SATs: Ali'iolani was on Hawai'i's honor roll in 1999 and 2000 for exceeding national norms on the Stanford Achievement Test. Listed is the combined percentage of students scoring average and above average in 2000, compared with the national combined average of 77 percent. Third-grade reading, 83 percent; math, 79 percent. Fifth-grade reading, 80 percent; math, 88 percent.

History: Ali'iolani was built in 1925 and celebrated its 75th anniversary last year. The school sits in a well-established community where three generations may have attended the school. During World War II, Ali'iolani served as an elementary school in the mornings and as an intermediate school in the afternoons.

Special features: The school has received a sustaining award for scoring a perfect 18 for three consecutive years on the School Inspection Report, which, among other things, measures the condition of sanitation facilities, grounds and buildings.

Special programs or classes: Ali'iolani has a chorus for its third- through fifth-graders. It also has a preschool for students with multiple handicaps and a multiple handicapped class for autistic students.
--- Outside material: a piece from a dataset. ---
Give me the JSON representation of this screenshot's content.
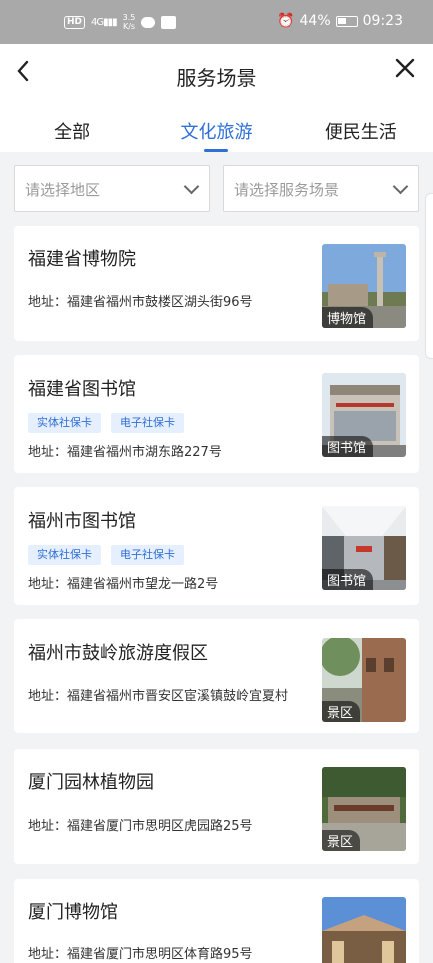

Computers: A computer lab contains about 25 computers; the library has 12 and there are two or three computers in each classroom. The Henry C. and Nee Chang C. Wong Foundation has helped the school buy many of its computers. Nee Chang C. Wong was a former teacher at the school.